Lakefield represents a move away from traditional chip packaging. Instead of a single die placed into slice of silicon, Foveros is a hybrid CPU architecture that enables combining different pieces of IP into a single package. That includes bits and pieces that might have otherwise have been discrete. By going with this 3D stacked approach, Intel enables the creation of smaller, more compact systems.
"The result is a product that is optimized for power efficiency, immersive graphics, I/O, and memory all in this tiny SoC, which is approximately 12mm-squared. We then pair this hybrid CPU architecture approach with an innovative 3D packaging technique we call Foveros that allows us to actually stack various pieces of IP together in three dimensions rather than two," Intel explains.
As it pertains to the Lakefield part Intel is showing off, the hybrid CPU consists of a single high-performance 10-nanomter Sunny Cove core with four 10nm-based smaller cores.
The combination of a high-performance Sunny Cove core with four small cores is reminiscent of ARM's big.LITTLE approach. In this case, the Lakefield chip features 1.5MB of L2 cache and 4MB of last-level cache (LLC), Intel Graphics Gen11, LP-DD4 memory, a Gen 11.5 display processorj, an imaging processor, a Camera Serial Interface, and a few other components, as shown in the image above.
By packing all of these pieces into a hybrid CPU design, Intel gives OEMs a smaller solution to build around. It's possible, for example, to squeeze this Lakefield part into a motherboard that measures a scant 125mm x 30mm, which is about the length of a pen and not a whole lot wider.

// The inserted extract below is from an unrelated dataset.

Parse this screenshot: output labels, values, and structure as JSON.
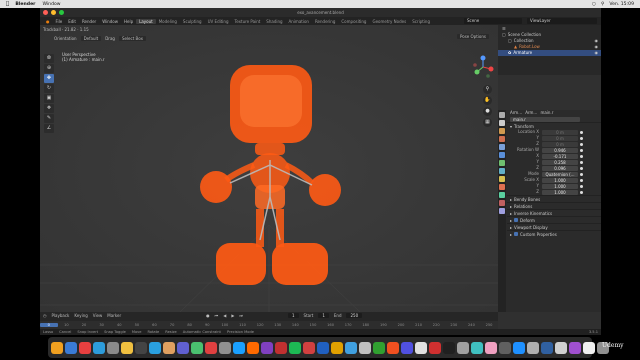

Intel says Lakefield will be in production this year. Our guess is that it will ship up around the holidays, as that is when Intel is planning to finally ship Cannon Lake in volume as well (which is not built on a 3D package).